Portishead formed in Bristol, England in 1991 and is credited with being one of the first bands to popularize the trip-hop genre. Their seminal 1994 album, Dummy, brought trip-hop to the British mainstream and introduced the music to the American "alternative" scene.
The band is named after the town where founder Geoff Barrow grew up. At the dawn of the '90s, Barrow was making a name for himself as a remixer, working with such artists as Primal Scream, Paul Weller and Depeche Mode. In addition, Barrow had produced a track for Tricky and written songs for Neneh Cherry.
Aided by a financial grant, Barrow formed Portishead with vocalist Beth
Gibbons, guitarist Adrian Utley and drummer Dave MacDonald. The band's first project was not an album but the short film To Kill a Dead Man. Barrow and Gibbons wrote and acted in the film; Portishead provided the soundtrack. The project attracted the interest of several record companies, including Go!Beat, which signed the band mostly on Barrow's skill as a remixer.

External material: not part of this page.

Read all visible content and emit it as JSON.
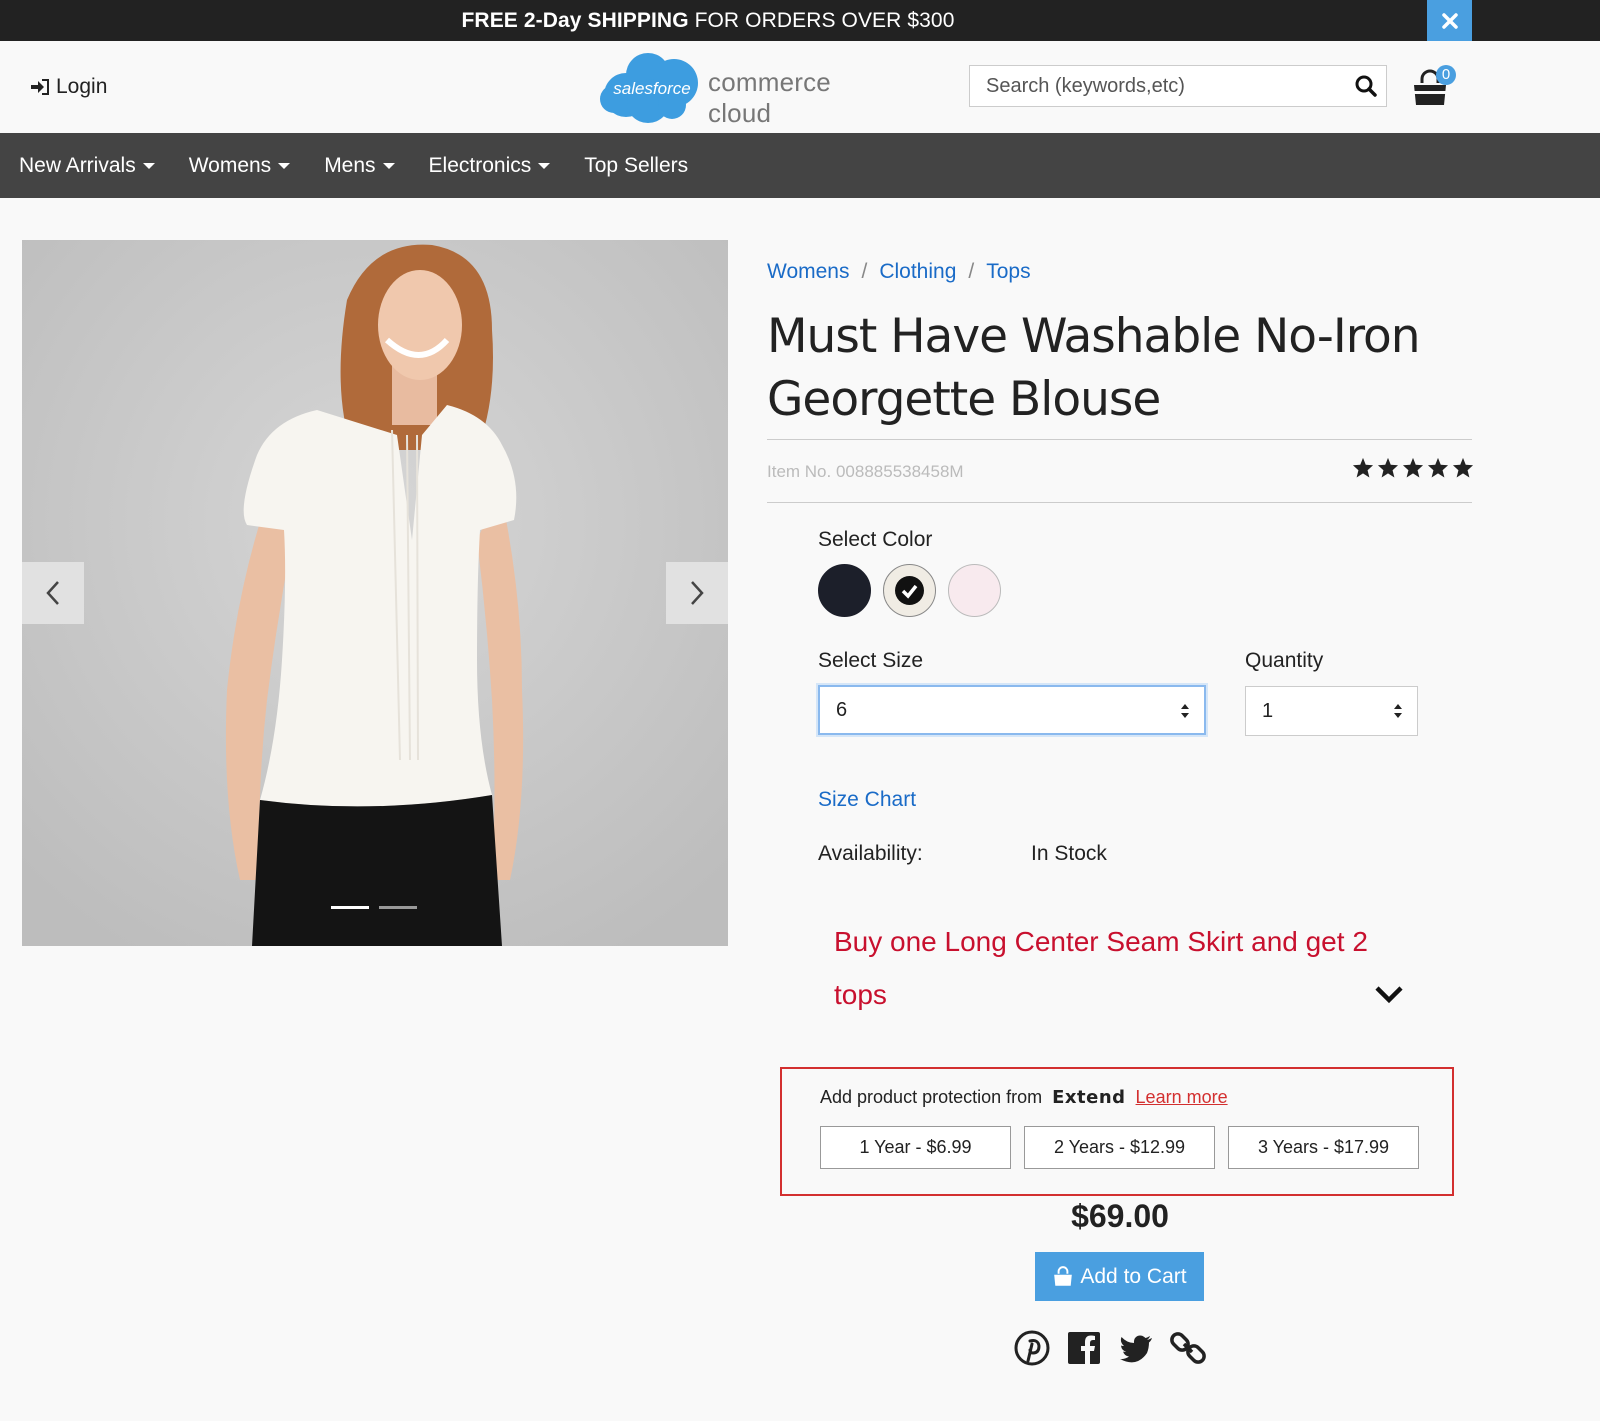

Portishead's first album for Go! was Dummy, released in 1994. Promoting the album, however, was a big challenge for the label, as Barrow and Gibbons refused to do interviews and had no interest in touring. Go! was forced to tap all its creative-marketing resources, coming up with a campaign involving promotional mannequins ("dummies") displayed in various London locations. In addition, Portishead's videos for tracks like "Sour Times" and "Glory Box" created memorable visuals. Dummy received immense critical praise in England, topping many album-of-the-year lists.
The record was a commercial success despite a lack of radio support; in early 1995, Dummy's third single, "Glory Box," debuted at No. 13 without the benefit of airplay. In America, the single "Sour Times" caught on at MTV, and Dummy sold over 150,000 copies without any live Portishead shows to promote it. In mid-1995, Dummy won the prestigious Mercury Music Prize as England's top album.
Portishead, having become a big hit almost in spite of themselves, began
writing material for a follow-up. However, creative tensions almost destroyed the band as Barrow, a self-described perfectionist, delayed the release of the new record. Portishead's self-titled second album finally came out in September 1997. Although it failed to expand the band's sound and its commercial success, Portishead was not viewed as a step backward. The band undertook a tour of Britain, Europe and the U.S. to promote the album.
Portishead was followed by Glory Times, an album of remixes, and the live album PNYC, issued in November 1998